■ What is needed ■
Make a verbatim copy of the records; pictures stay out.

· · ·

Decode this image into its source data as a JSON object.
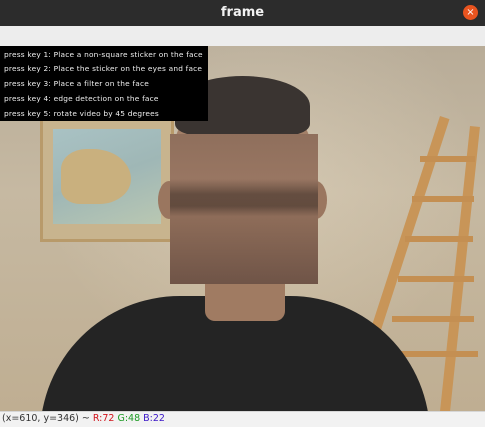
{
  "window": {
    "title": "frame",
    "close_icon": "×"
  },
  "overlay": {
    "lines": [
      "press key 1: Place a non-square sticker on the face",
      "press key 2: Place the sticker on the eyes and face",
      "press key 3: Place a filter on the face",
      "press key 4: edge detection on the face",
      "press key 5: rotate video by 45 degrees"
    ]
  },
  "status": {
    "coords": "(x=610, y=346) ~",
    "r": "R:72",
    "g": "G:48",
    "b": "B:22"
  },
  "colors": {
    "titlebar": "#2c2c2c",
    "close": "#e9541f",
    "r": "#d0121b",
    "g": "#1c9a24",
    "b": "#3b17c8"
  }
}
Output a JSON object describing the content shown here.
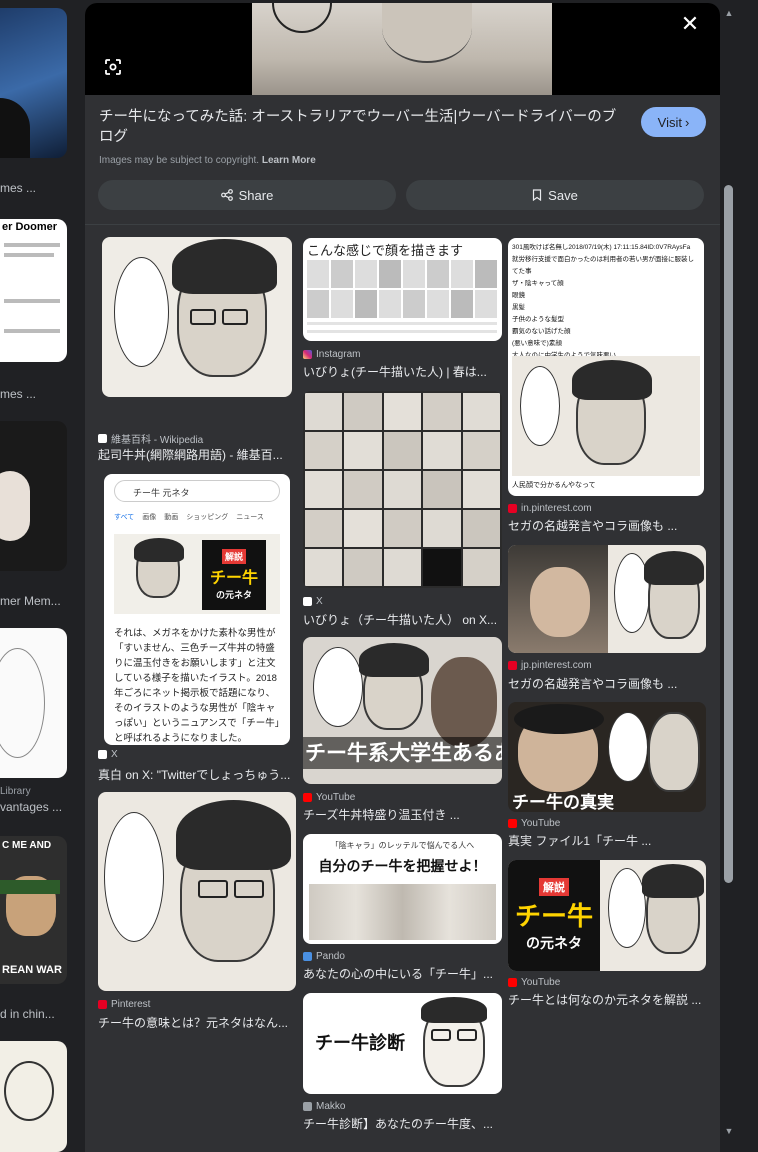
{
  "left_strip": {
    "captions": [
      "mes ...",
      "mes ...",
      "mer Mem...",
      "Library",
      "vantages ...",
      "d in chin..."
    ],
    "doomer_label": "er Doomer",
    "war_label": "REAN WAR",
    "me_label": "C ME AND"
  },
  "panel": {
    "title": "チー牛になってみた話: オーストラリアでウーバー生活|ウーバードライバーのブログ",
    "visit_label": "Visit",
    "copyright_text": "Images may be subject to copyright.",
    "learn_more": "Learn More",
    "share_label": "Share",
    "save_label": "Save"
  },
  "results": [
    {
      "source": "維基百科 - Wikipedia",
      "caption": "起司牛丼(網際網路用語) - 維基百...",
      "color": "#ffffff"
    },
    {
      "source": "X",
      "caption": "真白 on X: \"Twitterでしょっちゅう...",
      "color": "#ffffff"
    },
    {
      "source": "Pinterest",
      "caption": "チー牛の意味とは？元ネタはなん...",
      "color": "#e60023"
    },
    {
      "source": "Instagram",
      "caption": "いびりょ(チー牛描いた人) | 春は...",
      "color": "#d6249f"
    },
    {
      "source": "X",
      "caption": "いびりょ（チー牛描いた人） on X...",
      "color": "#ffffff"
    },
    {
      "source": "YouTube",
      "caption": "チーズ牛丼特盛り温玉付き ...",
      "color": "#ff0000"
    },
    {
      "source": "Pando",
      "caption": "あなたの心の中にいる「チー牛」...",
      "color": "#4a90e2"
    },
    {
      "source": "Makko",
      "caption": "チー牛診断】あなたのチー牛度、...",
      "color": "#9aa0a6"
    },
    {
      "source": "in.pinterest.com",
      "caption": "セガの名越発言やコラ画像も ...",
      "color": "#e60023"
    },
    {
      "source": "jp.pinterest.com",
      "caption": "セガの名越発言やコラ画像も ...",
      "color": "#e60023"
    },
    {
      "source": "YouTube",
      "caption": "真実 ファイル1「チー牛 ...",
      "color": "#ff0000"
    },
    {
      "source": "YouTube",
      "caption": "チー牛とは何なのか元ネタを解説 ...",
      "color": "#ff0000"
    }
  ],
  "tile_text": {
    "search_query": "チー牛 元ネタ",
    "search_tabs": [
      "すべて",
      "画像",
      "動画",
      "ショッピング",
      "ニュース"
    ],
    "kaisetsu": "解説",
    "chigyu": "チー牛",
    "motoneta": "の元ネタ",
    "article": "それは、メガネをかけた素朴な男性が「すいません、三色チーズ牛丼の特盛りに温玉付きをお願いします」と注文している様子を描いたイラスト。2018年ごろにネット掲示板で話題になり、そのイラストのような男性が「陰キャっぽい」というニュアンスで「チー牛」と呼ばれるようになりました。",
    "drawing_header": "こんな感じで顔を描きます",
    "daigakusei": "チー牛系大学生あるある",
    "pando_top": "「陰キャラ」のレッテルで悩んでる人へ",
    "pando_main": "自分のチー牛を把握せよ！",
    "shindan": "チー牛診断",
    "shinjitsu": "チー牛の真実",
    "list_text": "301風吹けば名無し2018/07/19(木) 17:11:15.84ID:0V7RAysFa\n就労移行支援で面白かったのは利用者の若い男が面接に服装してた事\nザ・陰キャって顔\n眼鏡\n黒髪\n子供のような髪型\n覇気のない話げた顔\n(悪い意味で)素顔\n大人なのに中学生のようで気味悪い\n10人いたら8人がそんな顔",
    "list_footer": "人民顔で分かるんやなって"
  }
}
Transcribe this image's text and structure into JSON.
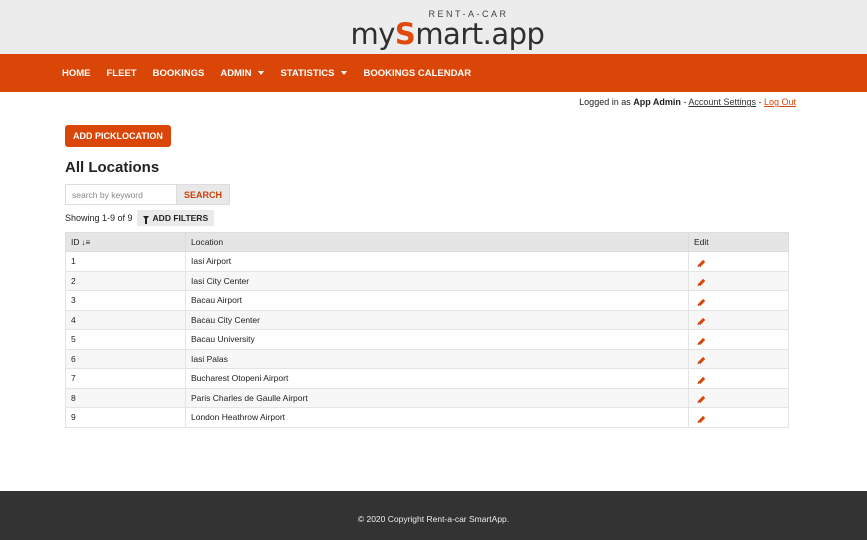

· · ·

■ Exercise answer ■
Decode this image into its source data as a JSON object.
{
  "window": {
    "title": "frame",
    "close_icon": "×"
  },
  "overlay": {
    "lines": [
      "press key 1: Place a non-square sticker on the face",
      "press key 2: Place the sticker on the eyes and face",
      "press key 3: Place a filter on the face",
      "press key 4: edge detection on the face",
      "press key 5: rotate video by 45 degrees"
    ]
  },
  "status": {
    "coords": "(x=610, y=346) ~",
    "r": "R:72",
    "g": "G:48",
    "b": "B:22"
  },
  "colors": {
    "titlebar": "#2c2c2c",
    "close": "#e9541f",
    "r": "#d0121b",
    "g": "#1c9a24",
    "b": "#3b17c8"
  }
}
Output a JSON object describing the content shown here.
{
  "left_strip": {
    "captions": [
      "mes ...",
      "mes ...",
      "mer Mem...",
      "Library",
      "vantages ...",
      "d in chin..."
    ],
    "doomer_label": "er Doomer",
    "war_label": "REAN WAR",
    "me_label": "C ME AND"
  },
  "panel": {
    "title": "チー牛になってみた話: オーストラリアでウーバー生活|ウーバードライバーのブログ",
    "visit_label": "Visit",
    "copyright_text": "Images may be subject to copyright.",
    "learn_more": "Learn More",
    "share_label": "Share",
    "save_label": "Save"
  },
  "results": [
    {
      "source": "維基百科 - Wikipedia",
      "caption": "起司牛丼(網際網路用語) - 維基百...",
      "color": "#ffffff"
    },
    {
      "source": "X",
      "caption": "真白 on X: \"Twitterでしょっちゅう...",
      "color": "#ffffff"
    },
    {
      "source": "Pinterest",
      "caption": "チー牛の意味とは？元ネタはなん...",
      "color": "#e60023"
    },
    {
      "source": "Instagram",
      "caption": "いびりょ(チー牛描いた人) | 春は...",
      "color": "#d6249f"
    },
    {
      "source": "X",
      "caption": "いびりょ（チー牛描いた人） on X...",
      "color": "#ffffff"
    },
    {
      "source": "YouTube",
      "caption": "チーズ牛丼特盛り温玉付き ...",
      "color": "#ff0000"
    },
    {
      "source": "Pando",
      "caption": "あなたの心の中にいる「チー牛」...",
      "color": "#4a90e2"
    },
    {
      "source": "Makko",
      "caption": "チー牛診断】あなたのチー牛度、...",
      "color": "#9aa0a6"
    },
    {
      "source": "in.pinterest.com",
      "caption": "セガの名越発言やコラ画像も ...",
      "color": "#e60023"
    },
    {
      "source": "jp.pinterest.com",
      "caption": "セガの名越発言やコラ画像も ...",
      "color": "#e60023"
    },
    {
      "source": "YouTube",
      "caption": "真実 ファイル1「チー牛 ...",
      "color": "#ff0000"
    },
    {
      "source": "YouTube",
      "caption": "チー牛とは何なのか元ネタを解説 ...",
      "color": "#ff0000"
    }
  ],
  "tile_text": {
    "search_query": "チー牛 元ネタ",
    "search_tabs": [
      "すべて",
      "画像",
      "動画",
      "ショッピング",
      "ニュース"
    ],
    "kaisetsu": "解説",
    "chigyu": "チー牛",
    "motoneta": "の元ネタ",
    "article": "それは、メガネをかけた素朴な男性が「すいません、三色チーズ牛丼の特盛りに温玉付きをお願いします」と注文している様子を描いたイラスト。2018年ごろにネット掲示板で話題になり、そのイラストのような男性が「陰キャっぽい」というニュアンスで「チー牛」と呼ばれるようになりました。",
    "drawing_header": "こんな感じで顔を描きます",
    "daigakusei": "チー牛系大学生あるある",
    "pando_top": "「陰キャラ」のレッテルで悩んでる人へ",
    "pando_main": "自分のチー牛を把握せよ！",
    "shindan": "チー牛診断",
    "shinjitsu": "チー牛の真実",
    "list_text": "301風吹けば名無し2018/07/19(木) 17:11:15.84ID:0V7RAysFa\n就労移行支援で面白かったのは利用者の若い男が面接に服装してた事\nザ・陰キャって顔\n眼鏡\n黒髪\n子供のような髪型\n覇気のない話げた顔\n(悪い意味で)素顔\n大人なのに中学生のようで気味悪い\n10人いたら8人がそんな顔",
    "list_footer": "人民顔で分かるんやなって"
  }
}
Transcribe this image's text and structure into JSON.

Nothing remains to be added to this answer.